Carbon fiber, resin and aerospace honeycomb are all very light materials that can be transported at a fraction of the cost of conventional prefabricated steel and concrete pipe, and Ehsani said he is looking for partners to develop an automated mobile unit to make the pipes onsite.
"Imagine having a truck with a mandrel in the back," Ehsani said. "You start making the pipe on, say, a 20-foot mandrel, and pull off 18 feet so you have two feet left on the mandrel," he said. "Then you just move the truck forward and drop the pipe in the ground and keep adding pipe."
As if virtually eliminating transportation costs, slashing manufacturing costs and reducing environmental impact weren't enough, Ehsani sees this pipe technology creating jobs and boosting local economies.

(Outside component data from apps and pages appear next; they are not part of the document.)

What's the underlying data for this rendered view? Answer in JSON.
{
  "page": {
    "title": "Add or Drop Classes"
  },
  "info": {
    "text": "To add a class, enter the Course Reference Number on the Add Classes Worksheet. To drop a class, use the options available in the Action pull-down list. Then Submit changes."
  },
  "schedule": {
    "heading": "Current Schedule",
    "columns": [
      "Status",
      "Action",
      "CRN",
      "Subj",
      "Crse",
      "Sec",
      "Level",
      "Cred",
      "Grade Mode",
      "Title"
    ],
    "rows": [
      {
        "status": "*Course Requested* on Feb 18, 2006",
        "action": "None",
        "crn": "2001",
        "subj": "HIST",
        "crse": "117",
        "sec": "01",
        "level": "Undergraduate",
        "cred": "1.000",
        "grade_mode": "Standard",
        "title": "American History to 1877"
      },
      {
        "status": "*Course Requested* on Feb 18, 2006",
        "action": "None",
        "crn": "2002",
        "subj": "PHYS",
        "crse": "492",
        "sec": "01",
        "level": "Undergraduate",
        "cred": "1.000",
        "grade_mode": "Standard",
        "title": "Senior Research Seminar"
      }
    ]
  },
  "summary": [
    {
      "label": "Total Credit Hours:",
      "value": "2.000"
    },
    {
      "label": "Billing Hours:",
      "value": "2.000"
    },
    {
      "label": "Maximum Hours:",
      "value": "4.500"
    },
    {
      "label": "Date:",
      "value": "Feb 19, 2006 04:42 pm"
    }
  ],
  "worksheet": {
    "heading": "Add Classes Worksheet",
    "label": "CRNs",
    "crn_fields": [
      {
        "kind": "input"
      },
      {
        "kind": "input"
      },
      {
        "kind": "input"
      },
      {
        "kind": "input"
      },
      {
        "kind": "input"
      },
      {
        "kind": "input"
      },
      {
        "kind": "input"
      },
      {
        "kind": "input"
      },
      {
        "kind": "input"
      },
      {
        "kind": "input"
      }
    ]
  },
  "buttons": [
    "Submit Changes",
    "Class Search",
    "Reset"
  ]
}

"Suppose you have a pipeline project in a developing nation," Ehsani said. "You could ship the raw materials to the workers there and they could make this pipe in their own village. No matter what size or shape they want, all they need to do is build a mandrel and make the pipe on the spot. We would be making it with local people under our supervision."
Closer to home, Ehsani cites the recently awarded $10.7 million contract to build the first four miles of pipe for the billion-dollar Navajo-Gallup water supply project, which involves building a 280-mile pipeline to supply water to more than 40 Navajo communities in New Mexico and Arizona.
"The contractor is making a 42-inch diameter pipe for four miles, which works out to $507 a foot," Ehsani said. "Really, we could have that pipe built faster with the help of local labor and put it in place sooner, without having to wait to order it and ship it, and all of that expense."
Ehsani said he didn't really set out to turn pipeline construction on its head, but the project took on a life of its own. "We developed this originally with the intention of fixing existing pipes," he said. "Then as we started getting into this thing I realized it could be a real game-changing breakthrough technology."
The breakthrough did not happen overnight. In the late 1980s, Ehsani and Hamid Saadatmanesh, both of the UA department of civil engineering and engineering mechanics, pioneered research into repairing and retrofitting bridges and buildings using fiber-reinforced polymers, so the technology is well-established.
"There's a lot of history on these materials," Ehsani said, which has enabled him to refine the pipe manufacturing process to use smaller amounts of better quality materials. "Because we're using our materials in a smart manner, we can afford to use the higher-end material," Ehsani said. "So instead of cheaper glass fabric, we use carbon. Instead of polyester resin, we use epoxy. Because we don't have a solid core, we can afford to put the expensive material on the skin."
If Ehsani's concept for mobile pipe manufacture using lightweight components takes off, he envisions an industry freed from the shackles of heavy industrial plant. "As a business model, a company that wants to get into pipeline manufacturing with one of these mobile trucks could have a factory anywhere in the world," he said. "You could be doing a job in Hawaii today and next week be working in Panama. You're no longer limited by where your factory is."